A: That depends on what is specified in the policy. For most policies, the coverage is on market value or full value basis. The means the insurer is obligated to pay whatever is the market value of the cost of replacement.

However, in some cases, the insurer may specify a limit, eg $1,000. This means that any claim should NOT exceed $1,000. If the cost of repair of the windscreen is $1,300, the insurer would pay to its limit of $1,000. The insured would have to foot the rest.

Q: When should I choose to pay reinstatement for coverage?

A: If the remaining period of the policy is short (using the above example, if the windscreen damage occurred on 1 Dec 2005), you may just wish to save on the reinstatement charge but do note that if any windscreen damage does occur during this period, there is no mini-policy to cover you. Usually, when the main policy is renewed, you get the windscreen coverage again!

Q: What about the coverage for sun-roof?

A: In the case of your sun-roof, you may opt to buy additional coverage if you want to also cover it in a similar way, ie the mini-policy concept. By default**, the policy does not have such a additional coverage for your sun-roof so you are covered only by the main policy, where the excess is applicable and the NCD shall be reduced upon a claim.

** not all vehicles come fitted with sun-roof, unlike windscreen, so insurers do not factor this in a typical policy.

Normally, the vehicle owner would need to specify the sum insured, eg you can choose to cover the sun-roof for say $1,000. The insurer would then compute a premium for this coverage. With this coverage, the vehicle owner would be able to claim up to $1,000 to replace the sun-roof should the sun-roof be damaged. The NCD will NOT be affected and the main policy excess also will NOT apply.

After a claim, the mini-policy, once again, lapses, as in the case of windscreen described earlier.
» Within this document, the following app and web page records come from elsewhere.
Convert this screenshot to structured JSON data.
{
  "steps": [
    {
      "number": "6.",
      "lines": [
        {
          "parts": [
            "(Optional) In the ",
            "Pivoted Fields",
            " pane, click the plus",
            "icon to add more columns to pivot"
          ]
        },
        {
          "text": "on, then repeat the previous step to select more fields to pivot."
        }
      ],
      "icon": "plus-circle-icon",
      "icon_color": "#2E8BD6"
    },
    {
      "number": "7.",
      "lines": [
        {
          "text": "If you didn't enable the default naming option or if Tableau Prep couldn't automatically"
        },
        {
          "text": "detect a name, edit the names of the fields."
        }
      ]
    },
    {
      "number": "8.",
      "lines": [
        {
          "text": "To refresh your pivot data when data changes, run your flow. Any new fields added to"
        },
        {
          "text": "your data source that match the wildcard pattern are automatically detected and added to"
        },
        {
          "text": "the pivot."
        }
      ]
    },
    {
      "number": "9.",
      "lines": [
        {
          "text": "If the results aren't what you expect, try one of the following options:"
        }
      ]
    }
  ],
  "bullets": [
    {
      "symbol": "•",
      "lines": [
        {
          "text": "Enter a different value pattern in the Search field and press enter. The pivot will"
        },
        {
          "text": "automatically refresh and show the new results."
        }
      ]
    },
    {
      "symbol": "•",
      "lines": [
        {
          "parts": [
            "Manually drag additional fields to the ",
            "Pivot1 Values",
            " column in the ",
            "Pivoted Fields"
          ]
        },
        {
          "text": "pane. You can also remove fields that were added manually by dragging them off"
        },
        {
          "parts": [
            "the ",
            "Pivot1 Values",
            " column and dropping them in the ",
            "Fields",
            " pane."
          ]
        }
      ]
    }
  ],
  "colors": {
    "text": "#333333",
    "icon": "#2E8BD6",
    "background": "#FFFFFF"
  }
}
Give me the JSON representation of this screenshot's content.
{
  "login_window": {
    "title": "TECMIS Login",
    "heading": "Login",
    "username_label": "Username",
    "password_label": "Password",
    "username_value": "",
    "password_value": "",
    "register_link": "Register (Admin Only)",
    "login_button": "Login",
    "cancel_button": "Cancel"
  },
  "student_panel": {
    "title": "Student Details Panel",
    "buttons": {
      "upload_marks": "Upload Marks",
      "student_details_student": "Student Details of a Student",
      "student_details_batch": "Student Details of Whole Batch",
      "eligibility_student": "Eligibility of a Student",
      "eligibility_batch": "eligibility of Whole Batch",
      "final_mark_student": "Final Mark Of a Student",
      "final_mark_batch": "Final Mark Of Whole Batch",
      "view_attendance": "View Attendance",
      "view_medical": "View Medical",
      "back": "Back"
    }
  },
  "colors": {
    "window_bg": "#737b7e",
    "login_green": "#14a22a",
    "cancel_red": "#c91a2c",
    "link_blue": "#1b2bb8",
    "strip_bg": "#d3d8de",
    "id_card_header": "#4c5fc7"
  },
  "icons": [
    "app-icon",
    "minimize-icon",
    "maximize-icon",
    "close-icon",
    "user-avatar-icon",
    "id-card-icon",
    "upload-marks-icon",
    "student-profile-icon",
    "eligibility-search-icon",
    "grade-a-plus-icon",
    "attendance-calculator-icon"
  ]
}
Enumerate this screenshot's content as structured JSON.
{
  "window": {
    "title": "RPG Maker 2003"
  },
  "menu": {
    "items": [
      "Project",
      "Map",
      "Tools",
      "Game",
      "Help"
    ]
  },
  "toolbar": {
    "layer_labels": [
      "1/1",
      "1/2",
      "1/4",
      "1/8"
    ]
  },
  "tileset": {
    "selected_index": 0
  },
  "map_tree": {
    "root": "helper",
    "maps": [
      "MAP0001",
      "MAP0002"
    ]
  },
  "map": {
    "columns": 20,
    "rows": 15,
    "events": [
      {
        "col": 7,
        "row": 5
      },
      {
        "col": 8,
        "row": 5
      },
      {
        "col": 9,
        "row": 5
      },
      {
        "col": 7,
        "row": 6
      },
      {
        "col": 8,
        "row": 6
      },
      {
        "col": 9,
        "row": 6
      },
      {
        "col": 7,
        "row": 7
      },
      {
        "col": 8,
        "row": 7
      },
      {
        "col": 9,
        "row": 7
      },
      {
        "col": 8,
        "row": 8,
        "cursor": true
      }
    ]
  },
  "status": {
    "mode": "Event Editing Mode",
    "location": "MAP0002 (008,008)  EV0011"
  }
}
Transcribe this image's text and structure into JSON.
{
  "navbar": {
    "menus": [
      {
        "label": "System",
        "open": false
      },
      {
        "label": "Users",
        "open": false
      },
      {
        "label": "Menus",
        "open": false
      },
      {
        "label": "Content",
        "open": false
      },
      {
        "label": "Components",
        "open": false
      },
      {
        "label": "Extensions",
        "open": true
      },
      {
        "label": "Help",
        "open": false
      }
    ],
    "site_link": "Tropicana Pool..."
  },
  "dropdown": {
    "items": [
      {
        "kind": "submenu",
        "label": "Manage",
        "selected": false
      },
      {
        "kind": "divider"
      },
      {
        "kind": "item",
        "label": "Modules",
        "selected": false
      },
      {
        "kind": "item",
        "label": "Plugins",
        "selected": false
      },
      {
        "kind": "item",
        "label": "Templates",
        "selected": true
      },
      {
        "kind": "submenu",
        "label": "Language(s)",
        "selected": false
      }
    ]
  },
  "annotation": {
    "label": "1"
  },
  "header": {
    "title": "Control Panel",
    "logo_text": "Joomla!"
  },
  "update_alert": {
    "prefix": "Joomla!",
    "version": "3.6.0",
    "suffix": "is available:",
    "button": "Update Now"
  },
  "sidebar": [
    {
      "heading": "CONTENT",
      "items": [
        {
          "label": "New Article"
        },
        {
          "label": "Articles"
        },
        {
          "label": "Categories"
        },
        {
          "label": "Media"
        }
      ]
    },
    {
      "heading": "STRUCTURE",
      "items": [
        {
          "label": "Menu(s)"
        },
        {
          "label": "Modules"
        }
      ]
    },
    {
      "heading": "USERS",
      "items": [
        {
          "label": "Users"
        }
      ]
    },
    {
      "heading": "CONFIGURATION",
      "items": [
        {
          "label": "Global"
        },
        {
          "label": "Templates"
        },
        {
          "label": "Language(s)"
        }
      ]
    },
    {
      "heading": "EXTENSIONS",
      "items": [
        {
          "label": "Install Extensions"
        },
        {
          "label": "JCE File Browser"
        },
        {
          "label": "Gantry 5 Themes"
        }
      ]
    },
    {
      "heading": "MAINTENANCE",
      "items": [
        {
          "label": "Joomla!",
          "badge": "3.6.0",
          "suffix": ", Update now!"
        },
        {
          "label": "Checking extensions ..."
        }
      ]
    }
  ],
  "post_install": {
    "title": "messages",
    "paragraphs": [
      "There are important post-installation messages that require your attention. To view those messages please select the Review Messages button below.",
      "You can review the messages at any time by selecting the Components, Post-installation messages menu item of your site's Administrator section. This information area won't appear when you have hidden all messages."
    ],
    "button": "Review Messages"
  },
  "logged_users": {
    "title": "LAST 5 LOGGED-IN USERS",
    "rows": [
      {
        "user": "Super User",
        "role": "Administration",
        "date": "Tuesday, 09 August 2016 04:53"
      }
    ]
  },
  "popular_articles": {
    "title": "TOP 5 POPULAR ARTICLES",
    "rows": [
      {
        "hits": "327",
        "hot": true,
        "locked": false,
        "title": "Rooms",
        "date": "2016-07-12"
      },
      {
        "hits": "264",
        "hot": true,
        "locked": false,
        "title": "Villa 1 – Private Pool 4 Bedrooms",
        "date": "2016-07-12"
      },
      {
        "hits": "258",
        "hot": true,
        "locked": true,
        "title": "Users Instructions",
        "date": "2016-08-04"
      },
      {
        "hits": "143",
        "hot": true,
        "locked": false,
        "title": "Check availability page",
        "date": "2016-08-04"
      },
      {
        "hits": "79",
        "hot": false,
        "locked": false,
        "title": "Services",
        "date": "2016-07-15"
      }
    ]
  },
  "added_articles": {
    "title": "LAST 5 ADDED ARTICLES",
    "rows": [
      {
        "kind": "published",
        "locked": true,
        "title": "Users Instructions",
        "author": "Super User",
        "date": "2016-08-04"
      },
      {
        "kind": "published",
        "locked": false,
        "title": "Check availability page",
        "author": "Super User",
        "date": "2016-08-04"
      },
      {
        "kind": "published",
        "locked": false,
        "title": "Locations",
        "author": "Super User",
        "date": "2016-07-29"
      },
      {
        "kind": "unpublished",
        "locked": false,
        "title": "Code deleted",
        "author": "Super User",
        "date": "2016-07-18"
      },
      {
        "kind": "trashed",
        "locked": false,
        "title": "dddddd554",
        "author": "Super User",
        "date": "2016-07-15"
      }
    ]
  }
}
To have this mini-policy coverage again, the insured would need to pay a reinstatement charge, which is similar to that of the windscreen case.

Q: What about the coverage for moon-roof & soft-top, hard-top etc?

A: Refer to our answer for sun-roof.

Q: What about other accessories, eg hi-fi system or sports rims? Do I need to buy such coverage?

A: As long as the accessory is factory-fitted, the main policy shall cover, subject to excess and NCD reduction upon a claim.

However, if the accessory is NOT factory-fitted, then you cannot claim under the main policy. Eg the vehicle comes factory-fitted with standard rims that costs $400 and you upgraded to an expensive set of sports rims costing $1,500. In the event of damage, the insurer would be liable to pay up to $400, the value for the standard rims.

If the accessory is NOT even a standard item, ie body kit or spoiler, then the insurer would NOT be responsible to pay.

In the above cases, the vehicle owner would need purchase the additional coverage, normally by specifying a sum insured, to have these accessories covered. Upon a claim, a reinstatement charge applies, like the case of the windscreen.